◆ **Task instructions**
Report each line from the records where the string "root" turns up.

══════

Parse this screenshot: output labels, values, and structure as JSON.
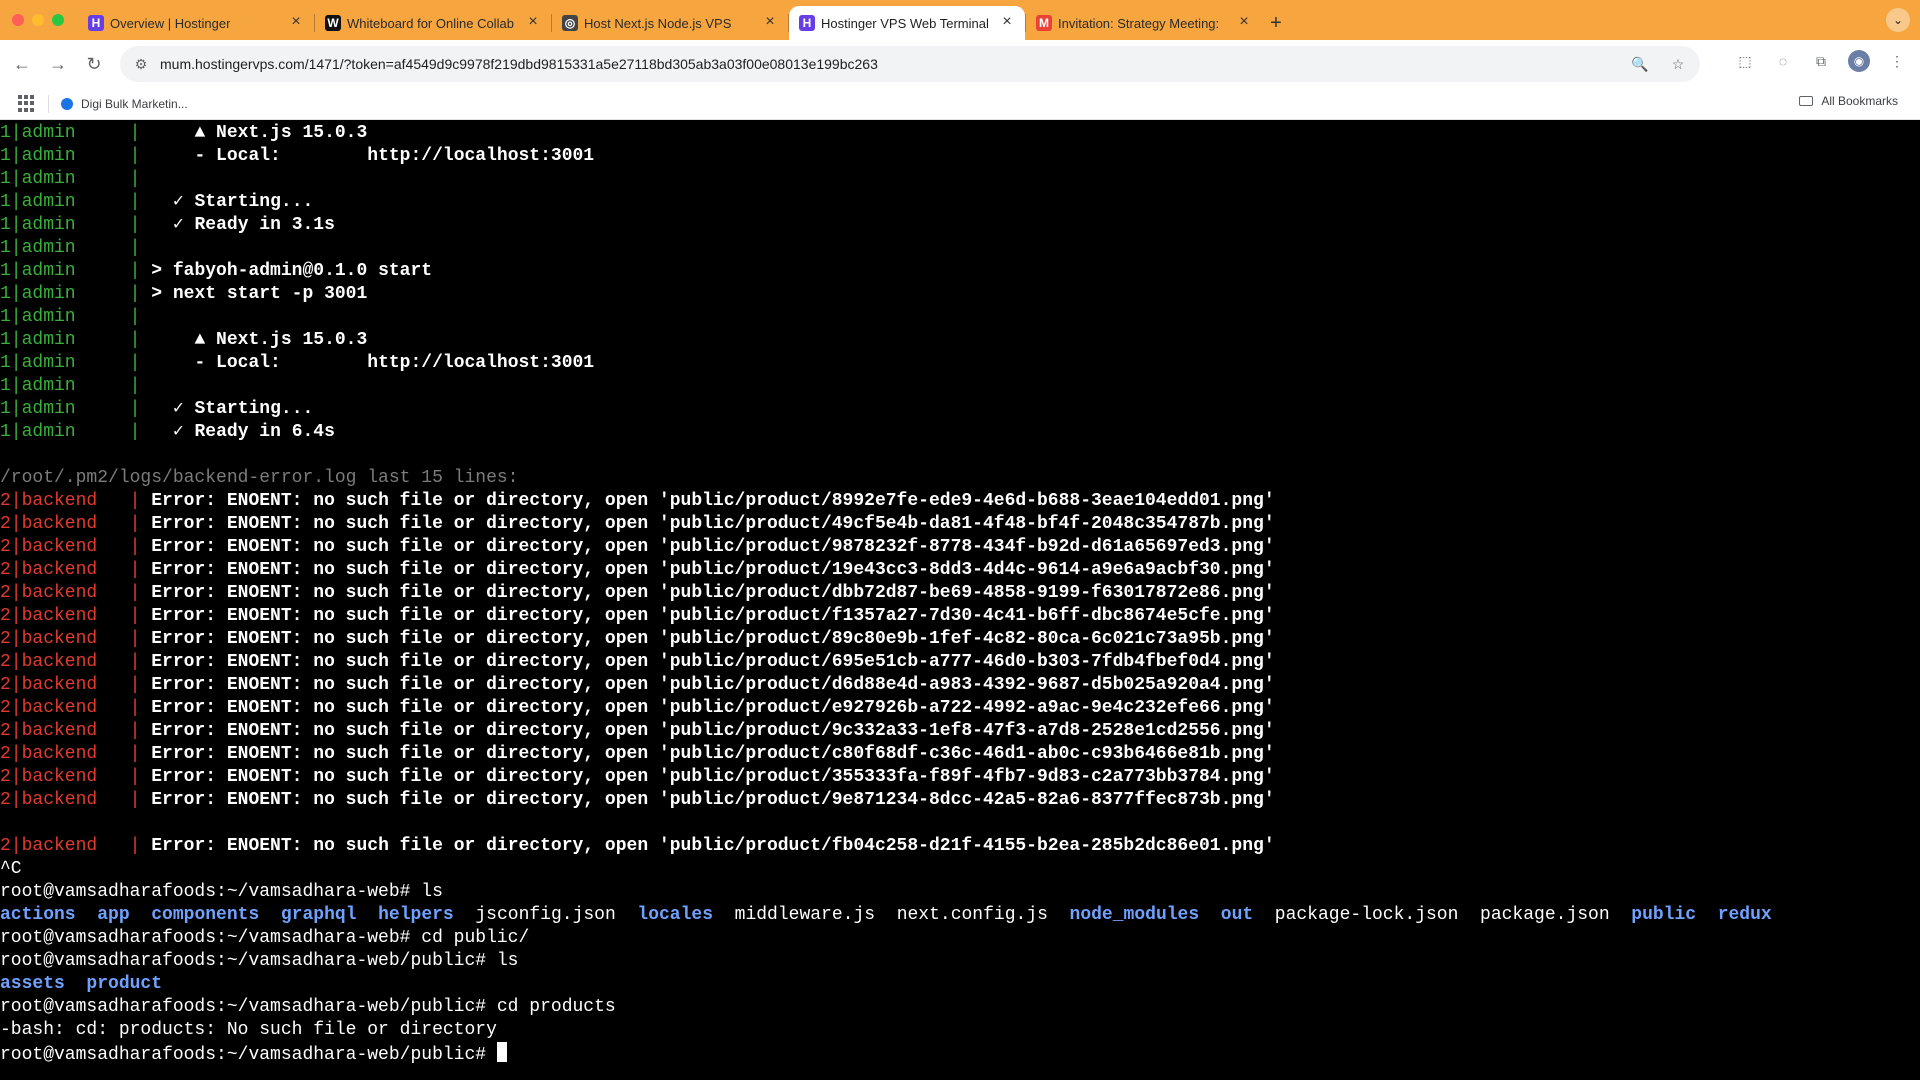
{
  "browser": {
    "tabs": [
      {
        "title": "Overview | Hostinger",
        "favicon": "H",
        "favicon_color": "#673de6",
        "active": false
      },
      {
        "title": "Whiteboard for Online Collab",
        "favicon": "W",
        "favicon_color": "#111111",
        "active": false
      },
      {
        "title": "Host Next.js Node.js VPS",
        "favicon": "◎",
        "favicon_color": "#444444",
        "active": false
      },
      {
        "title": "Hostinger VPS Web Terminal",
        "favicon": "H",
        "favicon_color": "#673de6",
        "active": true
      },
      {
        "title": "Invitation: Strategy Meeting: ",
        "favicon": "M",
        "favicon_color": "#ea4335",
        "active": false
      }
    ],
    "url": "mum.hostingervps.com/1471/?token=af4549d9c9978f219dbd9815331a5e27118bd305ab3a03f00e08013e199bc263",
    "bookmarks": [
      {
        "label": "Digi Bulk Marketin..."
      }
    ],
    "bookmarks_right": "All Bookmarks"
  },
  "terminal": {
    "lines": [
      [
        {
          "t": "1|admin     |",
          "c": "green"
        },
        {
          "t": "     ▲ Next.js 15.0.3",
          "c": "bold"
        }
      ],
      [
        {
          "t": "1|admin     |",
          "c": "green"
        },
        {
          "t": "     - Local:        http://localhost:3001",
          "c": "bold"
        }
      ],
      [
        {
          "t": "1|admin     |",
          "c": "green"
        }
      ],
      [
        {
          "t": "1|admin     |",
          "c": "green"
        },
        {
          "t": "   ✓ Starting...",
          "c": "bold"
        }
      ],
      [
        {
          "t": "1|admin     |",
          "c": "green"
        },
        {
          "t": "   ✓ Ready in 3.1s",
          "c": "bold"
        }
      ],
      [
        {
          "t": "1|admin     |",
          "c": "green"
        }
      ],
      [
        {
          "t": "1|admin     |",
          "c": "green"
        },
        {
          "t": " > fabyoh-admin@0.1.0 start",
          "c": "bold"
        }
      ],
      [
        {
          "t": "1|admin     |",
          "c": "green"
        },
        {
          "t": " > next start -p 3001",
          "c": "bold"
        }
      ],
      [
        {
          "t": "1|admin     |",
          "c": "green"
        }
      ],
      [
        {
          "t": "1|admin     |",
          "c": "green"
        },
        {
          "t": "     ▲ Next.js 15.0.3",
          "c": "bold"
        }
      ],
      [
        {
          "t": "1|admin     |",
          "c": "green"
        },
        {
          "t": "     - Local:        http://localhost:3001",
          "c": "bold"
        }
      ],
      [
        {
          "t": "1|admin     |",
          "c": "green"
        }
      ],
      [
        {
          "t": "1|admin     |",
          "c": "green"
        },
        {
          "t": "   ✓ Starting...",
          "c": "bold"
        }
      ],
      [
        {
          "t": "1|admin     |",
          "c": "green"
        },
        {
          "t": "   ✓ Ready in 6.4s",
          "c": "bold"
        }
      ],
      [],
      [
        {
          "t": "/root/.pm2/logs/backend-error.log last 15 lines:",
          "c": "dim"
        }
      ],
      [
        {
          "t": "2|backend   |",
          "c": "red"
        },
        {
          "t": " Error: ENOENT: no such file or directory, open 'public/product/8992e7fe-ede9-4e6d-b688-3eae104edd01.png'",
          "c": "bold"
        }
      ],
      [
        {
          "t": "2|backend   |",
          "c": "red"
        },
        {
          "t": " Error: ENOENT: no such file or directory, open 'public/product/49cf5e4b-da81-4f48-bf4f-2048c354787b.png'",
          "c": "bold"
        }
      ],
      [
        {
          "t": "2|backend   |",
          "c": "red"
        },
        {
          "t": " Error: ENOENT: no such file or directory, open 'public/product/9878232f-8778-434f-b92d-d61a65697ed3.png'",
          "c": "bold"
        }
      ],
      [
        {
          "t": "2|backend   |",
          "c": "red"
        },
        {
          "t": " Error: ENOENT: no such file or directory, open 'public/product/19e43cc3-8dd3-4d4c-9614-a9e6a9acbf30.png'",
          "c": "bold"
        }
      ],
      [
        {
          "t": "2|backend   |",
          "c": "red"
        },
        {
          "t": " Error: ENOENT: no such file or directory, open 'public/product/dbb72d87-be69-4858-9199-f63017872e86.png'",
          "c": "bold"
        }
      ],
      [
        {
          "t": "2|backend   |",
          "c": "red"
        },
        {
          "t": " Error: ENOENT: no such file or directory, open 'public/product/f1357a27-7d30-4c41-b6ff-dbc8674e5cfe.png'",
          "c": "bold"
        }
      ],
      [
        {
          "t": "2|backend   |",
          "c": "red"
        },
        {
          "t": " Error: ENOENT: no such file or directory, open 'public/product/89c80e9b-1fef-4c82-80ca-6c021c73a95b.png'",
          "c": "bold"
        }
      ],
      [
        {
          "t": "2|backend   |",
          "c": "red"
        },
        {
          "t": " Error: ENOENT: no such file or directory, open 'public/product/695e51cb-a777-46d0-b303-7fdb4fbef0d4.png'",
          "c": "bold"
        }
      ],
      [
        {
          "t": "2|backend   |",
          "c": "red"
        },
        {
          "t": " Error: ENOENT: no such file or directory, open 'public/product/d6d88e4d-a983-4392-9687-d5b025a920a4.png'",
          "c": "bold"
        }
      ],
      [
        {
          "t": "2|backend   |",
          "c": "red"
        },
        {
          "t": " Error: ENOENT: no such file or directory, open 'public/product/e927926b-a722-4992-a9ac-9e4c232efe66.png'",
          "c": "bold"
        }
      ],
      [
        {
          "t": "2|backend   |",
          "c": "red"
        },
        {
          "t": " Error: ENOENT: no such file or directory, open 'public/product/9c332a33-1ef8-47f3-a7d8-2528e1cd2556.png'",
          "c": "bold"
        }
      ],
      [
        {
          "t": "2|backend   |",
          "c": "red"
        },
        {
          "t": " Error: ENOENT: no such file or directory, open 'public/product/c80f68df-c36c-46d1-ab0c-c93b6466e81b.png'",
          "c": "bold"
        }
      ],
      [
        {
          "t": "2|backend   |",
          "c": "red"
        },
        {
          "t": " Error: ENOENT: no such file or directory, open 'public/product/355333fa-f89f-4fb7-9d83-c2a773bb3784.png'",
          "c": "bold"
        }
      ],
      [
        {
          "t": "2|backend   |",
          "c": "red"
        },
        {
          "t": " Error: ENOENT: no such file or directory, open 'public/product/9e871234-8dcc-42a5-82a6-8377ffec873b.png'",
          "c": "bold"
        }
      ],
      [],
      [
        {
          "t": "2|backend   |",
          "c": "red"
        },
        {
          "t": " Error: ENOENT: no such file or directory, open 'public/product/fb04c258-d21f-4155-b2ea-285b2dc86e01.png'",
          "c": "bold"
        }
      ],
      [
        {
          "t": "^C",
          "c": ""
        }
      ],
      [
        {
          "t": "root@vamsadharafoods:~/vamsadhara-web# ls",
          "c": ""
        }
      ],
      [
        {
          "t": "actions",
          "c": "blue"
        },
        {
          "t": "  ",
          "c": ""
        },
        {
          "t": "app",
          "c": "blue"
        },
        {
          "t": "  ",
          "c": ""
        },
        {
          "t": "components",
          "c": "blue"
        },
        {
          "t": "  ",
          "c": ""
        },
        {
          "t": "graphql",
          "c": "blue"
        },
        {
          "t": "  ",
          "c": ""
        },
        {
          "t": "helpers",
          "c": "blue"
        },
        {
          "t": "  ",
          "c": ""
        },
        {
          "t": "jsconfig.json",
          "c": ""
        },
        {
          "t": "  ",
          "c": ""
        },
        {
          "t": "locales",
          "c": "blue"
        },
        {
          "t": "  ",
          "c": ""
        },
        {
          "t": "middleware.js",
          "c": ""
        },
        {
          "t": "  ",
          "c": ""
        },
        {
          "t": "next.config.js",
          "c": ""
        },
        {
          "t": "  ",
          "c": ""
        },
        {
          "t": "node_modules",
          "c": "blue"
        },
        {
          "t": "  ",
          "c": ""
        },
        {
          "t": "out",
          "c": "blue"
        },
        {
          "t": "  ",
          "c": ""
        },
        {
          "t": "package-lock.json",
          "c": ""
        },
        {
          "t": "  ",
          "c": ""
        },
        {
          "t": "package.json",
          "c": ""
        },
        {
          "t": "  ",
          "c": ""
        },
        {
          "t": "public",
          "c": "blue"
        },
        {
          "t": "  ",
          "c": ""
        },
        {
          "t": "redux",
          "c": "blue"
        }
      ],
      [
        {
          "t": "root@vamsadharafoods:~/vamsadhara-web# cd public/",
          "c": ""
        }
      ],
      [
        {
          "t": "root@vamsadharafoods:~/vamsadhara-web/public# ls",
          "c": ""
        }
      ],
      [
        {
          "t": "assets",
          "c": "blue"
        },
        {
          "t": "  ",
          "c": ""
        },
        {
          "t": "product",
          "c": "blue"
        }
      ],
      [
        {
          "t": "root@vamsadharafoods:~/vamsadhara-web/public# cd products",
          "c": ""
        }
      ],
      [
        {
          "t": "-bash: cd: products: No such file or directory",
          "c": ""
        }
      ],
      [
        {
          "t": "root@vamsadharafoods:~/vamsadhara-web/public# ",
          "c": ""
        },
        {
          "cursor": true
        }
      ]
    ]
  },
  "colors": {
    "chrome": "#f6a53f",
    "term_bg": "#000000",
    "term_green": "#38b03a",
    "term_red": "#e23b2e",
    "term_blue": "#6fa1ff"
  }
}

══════

◆ **Finished exercise**
          "t": "/root/.pm2/logs/backend-error.log last 15 lines:",
          "t": "root@vamsadharafoods:~/vamsadhara-web# ls",
          "t": "root@vamsadharafoods:~/vamsadhara-web# cd public/",
          "t": "root@vamsadharafoods:~/vamsadhara-web/public# ls",
          "t": "root@vamsadharafoods:~/vamsadhara-web/public# cd products",
          "t": "root@vamsadharafoods:~/vamsadhara-web/public# ",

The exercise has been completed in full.